Tanzania and Netherlands Sign MoU to Boost Horticulture Production and Marketing Collaborations
Tanzania has signed a Memorandum of Understanding (MoU) with Netherlands, a move that will enable the East African country increase its horticulture products market acceptance, boost agricultural trade efficiency, and generate more jobs and foreign revenues.
The MoU that outlined particular areas of collaboration was signed in Dodoma with Tanzania represented by Gerald Mweli, Permanent Secretary in the Ministry of Agriculture while Ambassador Wiebe de Boer represented Netherlands’ Ministry of Agriculture, Nature, and Food Quality.
It was also witnessed by Mr. Bart Pauwels, regional agricultural counselor for the Dutch Embassy, and members of the Tanzania Horticultural Association (TAHA).
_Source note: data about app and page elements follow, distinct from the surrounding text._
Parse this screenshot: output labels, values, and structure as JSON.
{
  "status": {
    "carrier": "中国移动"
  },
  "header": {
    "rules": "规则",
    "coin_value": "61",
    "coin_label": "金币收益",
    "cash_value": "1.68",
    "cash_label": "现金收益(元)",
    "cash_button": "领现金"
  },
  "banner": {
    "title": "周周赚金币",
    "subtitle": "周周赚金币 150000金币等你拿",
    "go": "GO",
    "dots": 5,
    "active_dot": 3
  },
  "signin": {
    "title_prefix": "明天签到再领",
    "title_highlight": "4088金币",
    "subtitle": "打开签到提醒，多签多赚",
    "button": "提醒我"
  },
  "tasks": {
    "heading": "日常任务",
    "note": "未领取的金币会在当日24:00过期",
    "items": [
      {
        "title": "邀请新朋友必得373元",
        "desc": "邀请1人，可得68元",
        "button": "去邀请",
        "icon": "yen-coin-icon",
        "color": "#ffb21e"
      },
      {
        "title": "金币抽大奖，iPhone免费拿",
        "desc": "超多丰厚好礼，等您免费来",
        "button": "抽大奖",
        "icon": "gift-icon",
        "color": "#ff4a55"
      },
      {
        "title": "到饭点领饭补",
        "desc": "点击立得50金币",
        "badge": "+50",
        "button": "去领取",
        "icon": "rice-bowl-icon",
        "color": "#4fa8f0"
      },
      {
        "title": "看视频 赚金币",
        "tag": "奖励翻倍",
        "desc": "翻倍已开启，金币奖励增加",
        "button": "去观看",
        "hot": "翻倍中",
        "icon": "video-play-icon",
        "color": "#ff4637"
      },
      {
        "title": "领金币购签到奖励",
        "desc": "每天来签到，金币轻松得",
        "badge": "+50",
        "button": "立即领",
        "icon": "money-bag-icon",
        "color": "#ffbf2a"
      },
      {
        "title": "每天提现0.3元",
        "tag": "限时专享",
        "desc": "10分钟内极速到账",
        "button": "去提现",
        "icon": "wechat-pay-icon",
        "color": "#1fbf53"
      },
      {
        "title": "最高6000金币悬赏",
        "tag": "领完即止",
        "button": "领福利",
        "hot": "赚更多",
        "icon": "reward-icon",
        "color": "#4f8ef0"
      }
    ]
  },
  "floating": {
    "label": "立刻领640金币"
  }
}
According to Boer, Netherlands has been providing information, skills, technology, and innovations for sustainable horticulture commerce to fulfill the rising need for food in Tanzania and the surrounding areas.
“Tanzania and the Netherlands have a long-standing cooperation that spans over 40 years. There are about 80 Dutch companies operating in Tanzania; 70 per cent have invested in the agricultural sector, the majority of which are in the horticultural sector,” said Boer.
The Tanzania Plant Health and Pesticide Authority (TPHPA), National Plant Protection Organizations (NPPOs) and the Netherlands Food and Consumer Product Safety Authority (NVWA) have been charged by the duty of carrying out the terms of the agreed MoU.
Tanzania’s horticulture industry
This comes at a time Tanzania’s horticulture industry has been experiencing rapid expansion over the past three decades and is now one of the country’s main sources of foreign income.
Horticulture exports made up a sizeable share of the total export value in 2019 and totaled $779 million. Approximately 4.5 million farmers, both small and large-scale, primarily rely on this industry for their livelihoods. The majority of these farmers are women and young people, according to the sector report.
Export certification challenges
TPHPA normally provides a number of certificates each year but it takes a lot of time to write and sign each as the process is done by hand.
Also, paper certificates are permanent records that cannot be changed if an input error is made or if the features of the export consignment change while the export is being processed.
Changes in cargo space which occur often during ordinary export operations may force the need to adjust the number of goods to be shipped.
Because a paper certificate is included with a shipment when it is exported, it is challenging for port officials in an importing nation to pre-clear a shipment with a known history prior to its arrival, which causes unneeded delays at ports, even for regular goods.